Bitcoin and Undercover Federal Agents – What Could Go Wrong?
Posted on April 22, 2020
It’s 2014. The public is just starting to become aware of a new, electronic form of money that is different than anything that’s come before – Bitcoin. What is it? How does it work? Where did it come from? Once the exclusive haven of tech nerds and black-market operators, Bitcoin slowly starts to enter the mainstream.

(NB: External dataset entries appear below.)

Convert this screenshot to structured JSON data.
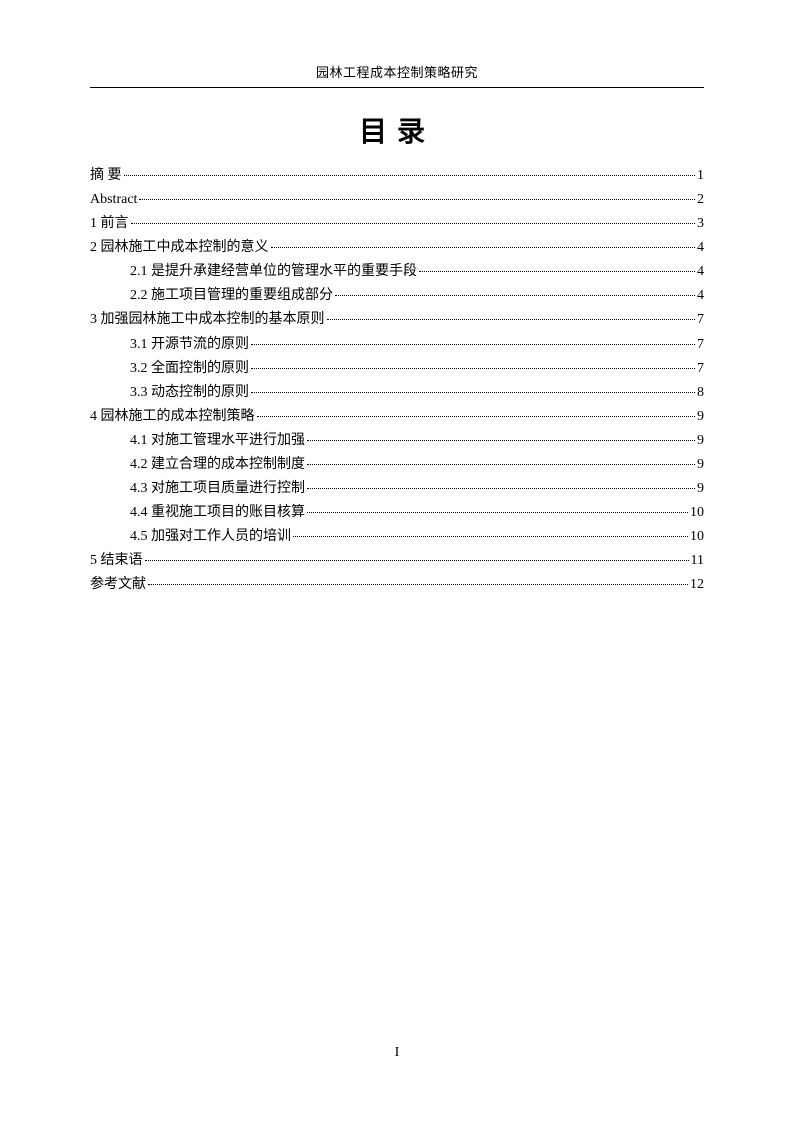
{
  "header": {
    "title": "园林工程成本控制策略研究"
  },
  "toc_title": "目录",
  "page_number": "I",
  "toc": [
    {
      "label": "摘 要",
      "page": "1",
      "indent": 0
    },
    {
      "label": "Abstract",
      "page": "2",
      "indent": 0,
      "cls": "abstract"
    },
    {
      "label": "1 前言",
      "page": "3",
      "indent": 0
    },
    {
      "label": "2 园林施工中成本控制的意义",
      "page": "4",
      "indent": 0
    },
    {
      "label": "2.1 是提升承建经营单位的管理水平的重要手段",
      "page": "4",
      "indent": 1
    },
    {
      "label": "2.2 施工项目管理的重要组成部分",
      "page": "4",
      "indent": 1
    },
    {
      "label": "3 加强园林施工中成本控制的基本原则",
      "page": "7",
      "indent": 0
    },
    {
      "label": "3.1 开源节流的原则",
      "page": "7",
      "indent": 1
    },
    {
      "label": "3.2 全面控制的原则",
      "page": "7",
      "indent": 1
    },
    {
      "label": "3.3 动态控制的原则",
      "page": "8",
      "indent": 1
    },
    {
      "label": "4 园林施工的成本控制策略",
      "page": "9",
      "indent": 0
    },
    {
      "label": "4.1 对施工管理水平进行加强",
      "page": "9",
      "indent": 1
    },
    {
      "label": "4.2 建立合理的成本控制制度",
      "page": "9",
      "indent": 1
    },
    {
      "label": "4.3 对施工项目质量进行控制",
      "page": "9",
      "indent": 1
    },
    {
      "label": "4.4 重视施工项目的账目核算",
      "page": "10",
      "indent": 1
    },
    {
      "label": "4.5 加强对工作人员的培训",
      "page": "10",
      "indent": 1
    },
    {
      "label": "5 结束语",
      "page": "11",
      "indent": 0
    },
    {
      "label": "参考文献",
      "page": "12",
      "indent": 0
    }
  ]
}
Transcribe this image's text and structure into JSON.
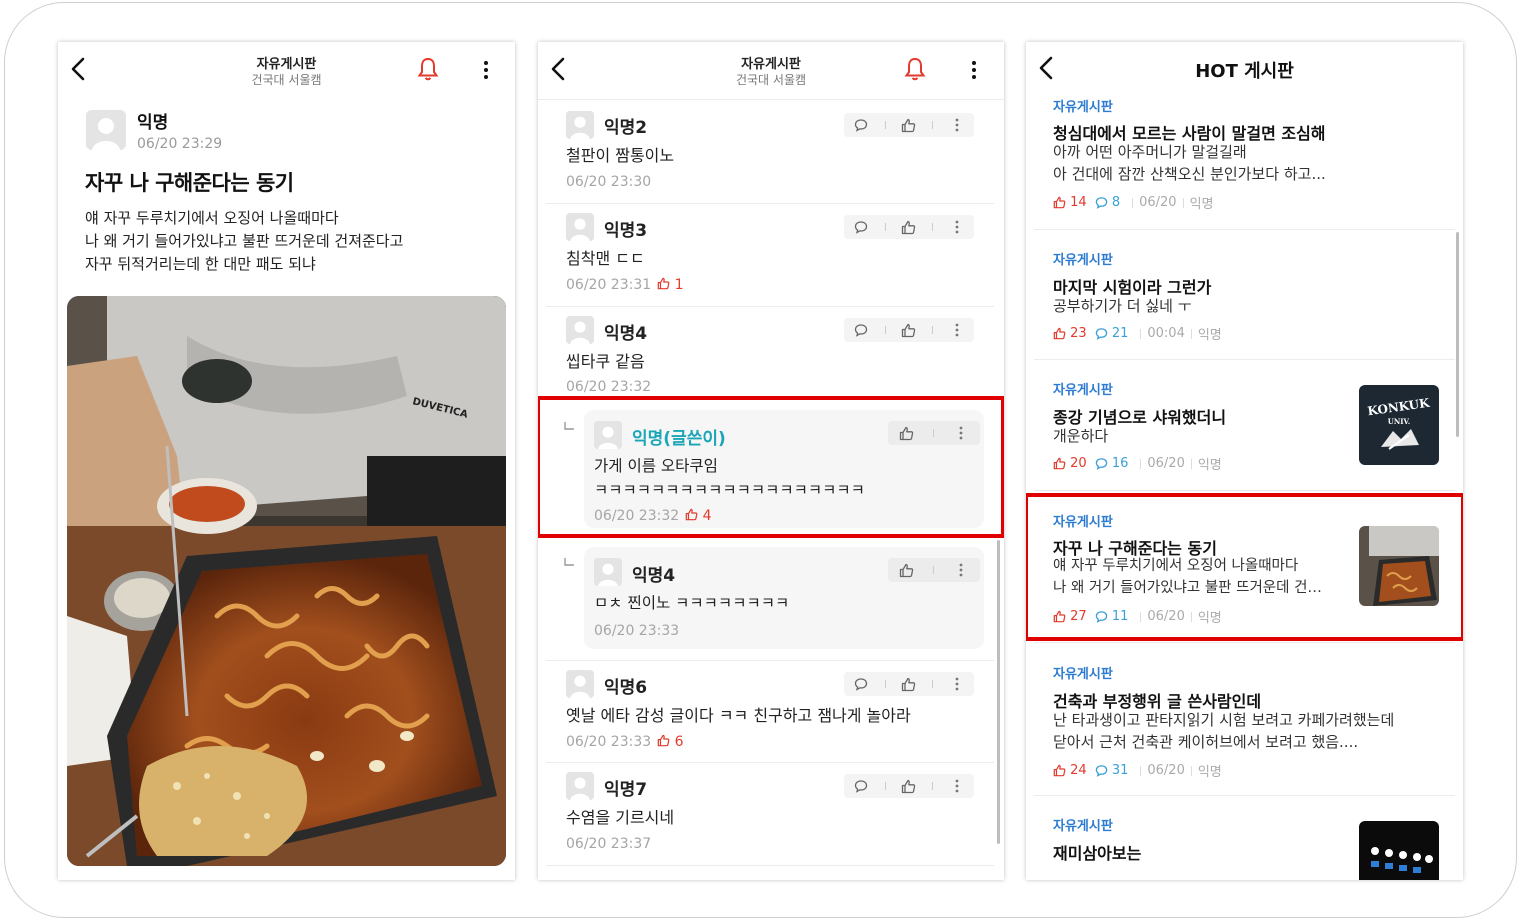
{
  "post_view": {
    "board_title": "자유게시판",
    "school": "건국대 서울캠",
    "author": "익명",
    "date": "06/20 23:29",
    "title": "자꾸 나 구해준다는 동기",
    "body": "얘 자꾸 두루치기에서 오징어 나올때마다\n나 왜 거기 들어가있냐고 불판 뜨거운데 건져준다고\n자꾸 뒤적거리는데 한 대만 패도 되냐",
    "photo_shirt_text": "DUVETICA"
  },
  "comments_view": {
    "board_title": "자유게시판",
    "school": "건국대 서울캠",
    "comments": [
      {
        "name": "익명2",
        "text": "철판이 짬통이노",
        "date": "06/20 23:30",
        "likes": ""
      },
      {
        "name": "익명3",
        "text": "침착맨 ㄷㄷ",
        "date": "06/20 23:31",
        "likes": "1"
      },
      {
        "name": "익명4",
        "text": "씹타쿠 같음",
        "date": "06/20 23:32",
        "likes": ""
      },
      {
        "name": "익명(글쓴이)",
        "text": "가게 이름 오타쿠임\nㅋㅋㅋㅋㅋㅋㅋㅋㅋㅋㅋㅋㅋㅋㅋㅋㅋㅋㅋ",
        "date": "06/20 23:32",
        "likes": "4"
      },
      {
        "name": "익명4",
        "text": "ㅁㅊ 찐이노 ㅋㅋㅋㅋㅋㅋㅋㅋ",
        "date": "06/20 23:33",
        "likes": ""
      },
      {
        "name": "익명6",
        "text": "옛날 에타 감성 글이다 ㅋㅋ 친구하고 잼나게 놀아라",
        "date": "06/20 23:33",
        "likes": "6"
      },
      {
        "name": "익명7",
        "text": "수염을 기르시네",
        "date": "06/20 23:37",
        "likes": ""
      }
    ]
  },
  "hot_view": {
    "title": "HOT 게시판",
    "posts": [
      {
        "board": "자유게시판",
        "title": "청심대에서 모르는 사람이 말걸면 조심해",
        "body": "아까 어떤 아주머니가 말걸길래\n아 건대에 잠깐 산책오신 분인가보다 하고...",
        "likes": "14",
        "comments": "8",
        "date": "06/20",
        "author": "익명"
      },
      {
        "board": "자유게시판",
        "title": "마지막 시험이라 그런가",
        "body": "공부하기가 더 싫네 ㅜ",
        "likes": "23",
        "comments": "21",
        "date": "00:04",
        "author": "익명"
      },
      {
        "board": "자유게시판",
        "title": "종강 기념으로 샤워했더니",
        "body": "개운하다",
        "likes": "20",
        "comments": "16",
        "date": "06/20",
        "author": "익명",
        "thumb_text_1": "KONKUK",
        "thumb_text_2": "UNIV."
      },
      {
        "board": "자유게시판",
        "title": "자꾸 나 구해준다는 동기",
        "body": "얘 자꾸 두루치기에서 오징어 나올때마다\n나 왜 거기 들어가있냐고 불판 뜨거운데 건…",
        "likes": "27",
        "comments": "11",
        "date": "06/20",
        "author": "익명"
      },
      {
        "board": "자유게시판",
        "title": "건축과 부정행위 글 쓴사람인데",
        "body": "난 타과생이고 판타지읽기 시험 보려고 카페가려했는데\n닫아서 근처 건축관 케이허브에서 보려고 했음....",
        "likes": "24",
        "comments": "31",
        "date": "06/20",
        "author": "익명"
      },
      {
        "board": "자유게시판",
        "title": "재미삼아보는",
        "body": "",
        "likes": "",
        "comments": "",
        "date": "",
        "author": ""
      }
    ]
  },
  "colors": {
    "accent_red": "#e23a2d",
    "writer_teal": "#1aa6b7",
    "board_blue": "#2c7bd1",
    "highlight": "#e00000"
  }
}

Cue Thomas Costanzo, a middle-aged guy with gruff living in Mesa, Arizona. Up to this point, Thomas has had his ups and downs in life and the law. But one day he hears about Bitcoin and immediately recognizes it as a huge opportunity – a new currency, borderless and uncontrolled by any government, bank, or institution. To Thomas, Bitcoin is the new Wild West and he’d like to stake his claim as a prospector in this new frontier.
So Thomas creates a profile as a Bitcoin trader on LocalBitcoins.com. He comes up with a nickname, Morpheus Titania, a combination of the Greek God of Dreams and Shakespeare’s Queen of the Fairies. It starts slowly at first, but eventually Thomas gains some traction. Before long, Thomas’ profile is buzzing with feedback and a significantly higher rating than other traders on the site.

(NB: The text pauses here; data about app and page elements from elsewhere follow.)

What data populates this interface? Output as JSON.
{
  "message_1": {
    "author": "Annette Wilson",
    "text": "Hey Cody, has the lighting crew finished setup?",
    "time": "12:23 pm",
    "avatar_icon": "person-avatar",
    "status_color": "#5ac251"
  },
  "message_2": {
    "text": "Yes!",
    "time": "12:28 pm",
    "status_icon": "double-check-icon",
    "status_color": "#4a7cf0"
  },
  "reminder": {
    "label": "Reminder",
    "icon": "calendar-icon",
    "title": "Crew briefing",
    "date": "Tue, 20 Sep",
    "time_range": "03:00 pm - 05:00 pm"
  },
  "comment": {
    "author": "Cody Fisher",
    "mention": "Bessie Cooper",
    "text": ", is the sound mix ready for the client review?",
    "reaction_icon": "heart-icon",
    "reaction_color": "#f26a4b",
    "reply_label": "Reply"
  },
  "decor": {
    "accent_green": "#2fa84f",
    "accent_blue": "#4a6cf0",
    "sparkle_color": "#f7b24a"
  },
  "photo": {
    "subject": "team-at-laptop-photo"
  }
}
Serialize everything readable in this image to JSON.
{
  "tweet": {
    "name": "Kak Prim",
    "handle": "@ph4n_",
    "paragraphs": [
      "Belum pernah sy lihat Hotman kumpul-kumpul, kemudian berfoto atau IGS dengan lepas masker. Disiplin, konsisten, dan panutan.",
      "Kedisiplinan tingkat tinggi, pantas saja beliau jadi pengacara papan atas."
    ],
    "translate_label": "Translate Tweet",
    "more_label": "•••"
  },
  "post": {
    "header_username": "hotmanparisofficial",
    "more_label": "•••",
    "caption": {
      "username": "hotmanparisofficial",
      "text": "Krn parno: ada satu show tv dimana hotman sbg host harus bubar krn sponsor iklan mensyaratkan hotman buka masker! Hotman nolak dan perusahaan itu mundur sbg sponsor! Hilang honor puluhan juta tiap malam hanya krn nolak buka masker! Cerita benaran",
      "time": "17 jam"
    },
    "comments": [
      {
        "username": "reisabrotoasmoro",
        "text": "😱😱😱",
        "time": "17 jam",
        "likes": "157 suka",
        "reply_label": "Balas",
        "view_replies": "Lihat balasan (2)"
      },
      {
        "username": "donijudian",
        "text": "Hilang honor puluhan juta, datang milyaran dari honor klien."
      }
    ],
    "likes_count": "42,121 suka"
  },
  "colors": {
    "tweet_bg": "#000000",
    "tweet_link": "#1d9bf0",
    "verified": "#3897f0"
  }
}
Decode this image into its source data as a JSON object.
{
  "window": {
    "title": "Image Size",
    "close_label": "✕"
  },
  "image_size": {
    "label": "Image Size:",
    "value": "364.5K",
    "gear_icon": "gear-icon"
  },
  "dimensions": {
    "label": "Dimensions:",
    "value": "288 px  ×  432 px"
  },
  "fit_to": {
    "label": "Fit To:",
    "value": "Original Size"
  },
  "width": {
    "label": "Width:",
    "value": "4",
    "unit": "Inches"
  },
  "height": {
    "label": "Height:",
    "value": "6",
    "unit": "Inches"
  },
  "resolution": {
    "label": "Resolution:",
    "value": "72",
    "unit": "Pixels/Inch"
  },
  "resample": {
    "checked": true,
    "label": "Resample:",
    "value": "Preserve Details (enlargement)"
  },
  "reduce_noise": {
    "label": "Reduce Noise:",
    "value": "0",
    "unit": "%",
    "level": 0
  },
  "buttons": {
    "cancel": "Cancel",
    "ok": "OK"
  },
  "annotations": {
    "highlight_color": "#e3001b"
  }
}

Here Come The Feds
Unfortunately for Thomas, he wasn’t the only one who saw Bitcoin’s potential for vast amounts of trading. Old Uncle Sam did too. Which brings us to IRS Special Agent Sergei Kushner. Suspicious of Thomas’ high-ratings, customer feedback, and comments describing Bitcoin as the “honey badger” of money, Agent Kushner launches an undercover investigation of Thomas.

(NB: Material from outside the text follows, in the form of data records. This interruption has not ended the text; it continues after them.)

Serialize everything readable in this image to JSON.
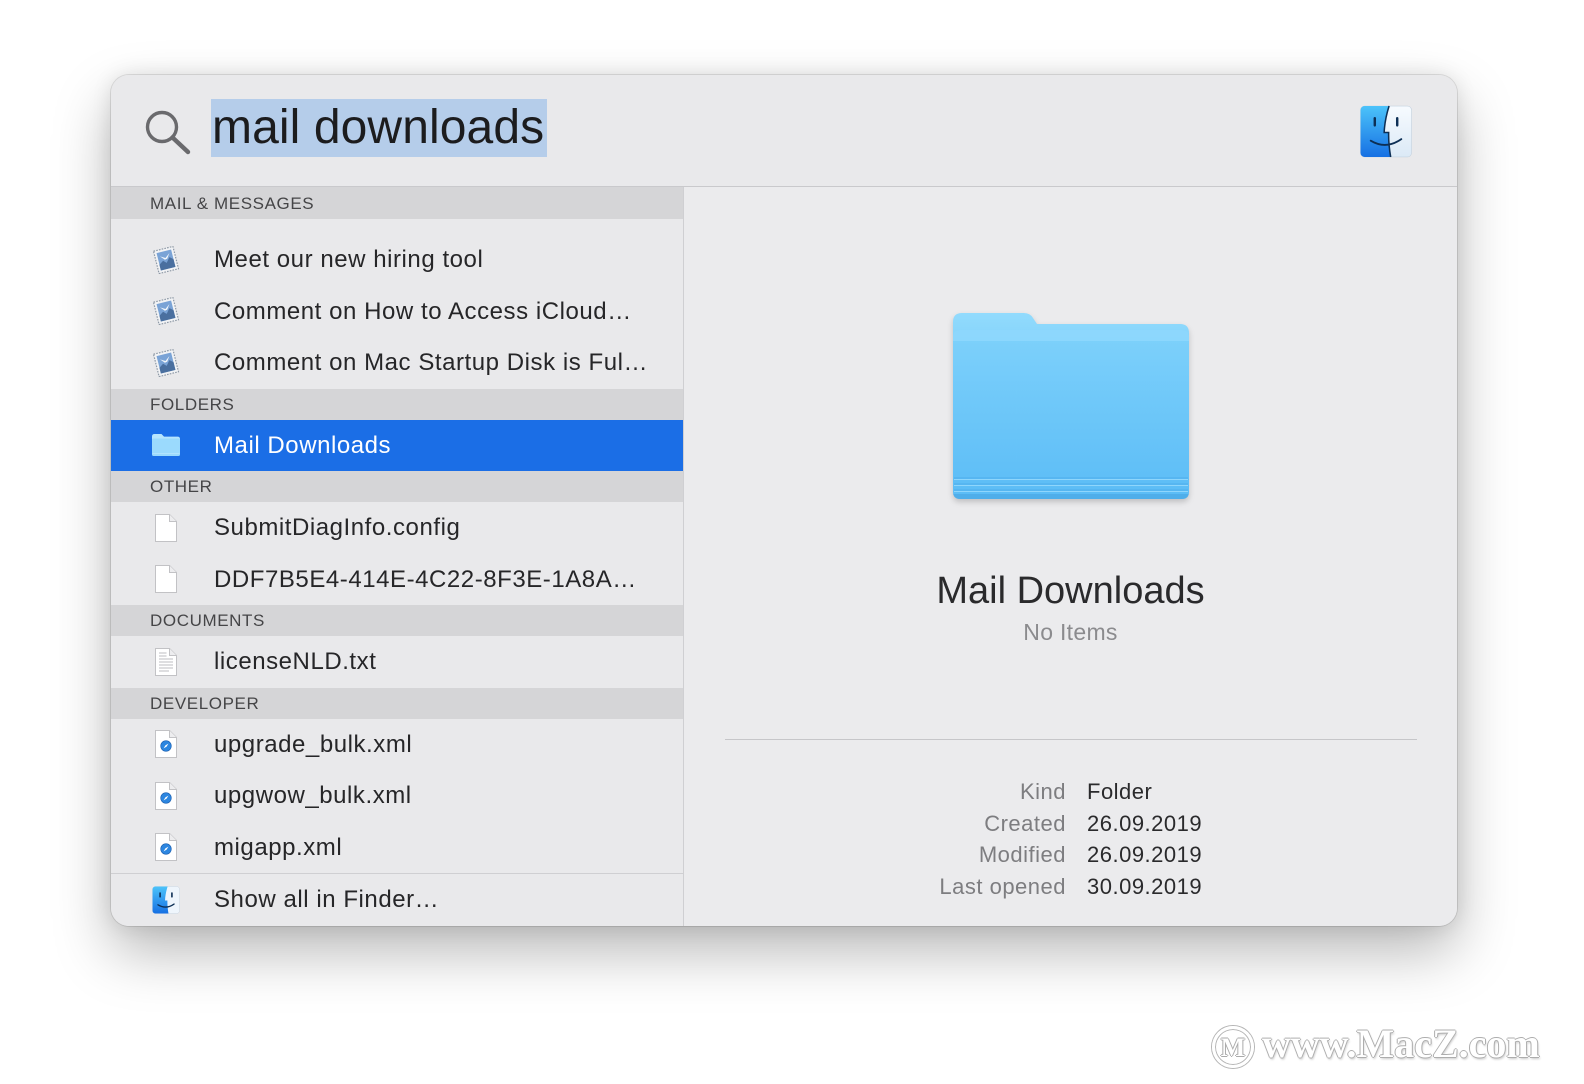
{
  "search": {
    "query": "mail downloads",
    "icon": "magnifying-glass-icon"
  },
  "header_app_icon": "finder-icon",
  "results": {
    "sections": [
      {
        "title": "MAIL & MESSAGES",
        "items": [
          {
            "label": "Meet our new hiring tool",
            "icon": "mail-message-icon"
          },
          {
            "label": "Comment on How to Access iCloud…",
            "icon": "mail-message-icon"
          },
          {
            "label": "Comment on Mac Startup Disk is Ful…",
            "icon": "mail-message-icon"
          }
        ]
      },
      {
        "title": "FOLDERS",
        "items": [
          {
            "label": "Mail Downloads",
            "icon": "folder-icon",
            "selected": true
          }
        ]
      },
      {
        "title": "OTHER",
        "items": [
          {
            "label": "SubmitDiagInfo.config",
            "icon": "blank-document-icon"
          },
          {
            "label": "DDF7B5E4-414E-4C22-8F3E-1A8A…",
            "icon": "blank-document-icon"
          }
        ]
      },
      {
        "title": "DOCUMENTS",
        "items": [
          {
            "label": "licenseNLD.txt",
            "icon": "text-document-icon"
          }
        ]
      },
      {
        "title": "DEVELOPER",
        "items": [
          {
            "label": "upgrade_bulk.xml",
            "icon": "xml-document-icon"
          },
          {
            "label": "upgwow_bulk.xml",
            "icon": "xml-document-icon"
          },
          {
            "label": "migapp.xml",
            "icon": "xml-document-icon"
          }
        ]
      }
    ],
    "show_all": {
      "label": "Show all in Finder…",
      "icon": "finder-icon"
    }
  },
  "preview": {
    "icon": "folder-icon",
    "title": "Mail Downloads",
    "subtitle": "No Items",
    "metadata": [
      {
        "label": "Kind",
        "value": "Folder"
      },
      {
        "label": "Created",
        "value": "26.09.2019"
      },
      {
        "label": "Modified",
        "value": "26.09.2019"
      },
      {
        "label": "Last opened",
        "value": "30.09.2019"
      }
    ]
  },
  "colors": {
    "selection": "#1b6ee6",
    "search_highlight": "#b5cdea",
    "section_header_bg": "#d5d5d7",
    "panel_bg": "#e9e9eb",
    "folder_blue": "#6cc6f9"
  },
  "watermark": {
    "logo_letter": "M",
    "text": "www.MacZ.com"
  }
}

Over the next couple years, multiple undercover IRS agents conduct Bitcoin transactions with Thomas through his account on Localbitcoins.com. At first, the agents hint to Thomas that some of the transactions are related to illegal activity, but they don’t say so outright. Thomas doesn’t ask questions and continues taking their business.
As the agents conduct more transactions with Thomas, they get more explicit with their ruse. They start telling Thomas they need him to exercise “discretion” because the government could have some issues with the product they import from “south of the border.” Undeterred, Thomas keeps doing business with the agents.
Figuring they need a stronger case, the agents tighten the noose. At their next meeting with Thomas, the agents tell him they’re trafficking black tar heroin and that’s why they prefer Bitcoin transactions. Not realizing it was a trap, Thomas replies, “I know nothing” and conducts the Bitcoin transaction.
Eventually, the DEA gets involved. They arrange several Bitcoin transactions with Thomas where they outright tell him their cash is from illegal drug operations. Thomas tells them that he “knew, but didn’t want to know.” Once Thomas said that to the DEA, it was checkmate.
Money Laundering & Fraud 101
Following Thomas’ arrest, federal prosecutors charged him with violating 18 USC § 1956, the statute prohibiting money laundering. While there are a couple of different ways to violate this statute, the main way is to conduct a financial transaction you know involves illegal activity for the purpose of furthering that illegal activity or concealing it. If that financial transaction affects money or commerce across state or international lines (and I’m hard pressed to think of any modern transaction that doesn’t), then it’s a federal crime.
Ultimately, Thomas got convicted by a federal jury and sentenced to 41 months in prison and 36 months of supervised release. He appealed his conviction on grounds that the Bitcoin transactions didn’t affect interstate commerce, but the 9th Circuit Court of Appeals affirmed his conviction in a curt opinion released last week. In short, the Court said any transaction conducted through the internet will be viewed as involving interstate commerce because data on the internet is shared over a world-wide computer network.
See No Evil, Hear No Evil?
What makes this case interesting is Thomas didn’t deal drugs himself or conduct an illegal business. In fact, trading money for Bitcoin is completely legit. But once Thomas was told the transactions involved illegal activity, the prosecution was able to show he knew he was involved in something illegal.
So is the lesson, “Don’t ask questions and you’ll be fine”? Maybe. But as a Los Angeles criminal defense attorney, I’m always thinking about how to protect my clients.
Imagine the following scenario – two people, Clean and Dirty, enter into a business transaction. When they meet, Dirty is clearly doing something illegal but Clean purposely turns a blind eye and completes the business transaction.
Is Clean in the clear? I’m not so sure. I’d be concerned that Clean’s lack of inquiry could, in the hands of an aggressive prosecutor, be used to demonstrate knowledge of the illegal activity. I can see a closing argument where the prosecutor says, “Clean didn’t ask any questions because Dirty’s illegal activity was so obvious, Clean already knew.”
We’ll keep an eye out for such a case.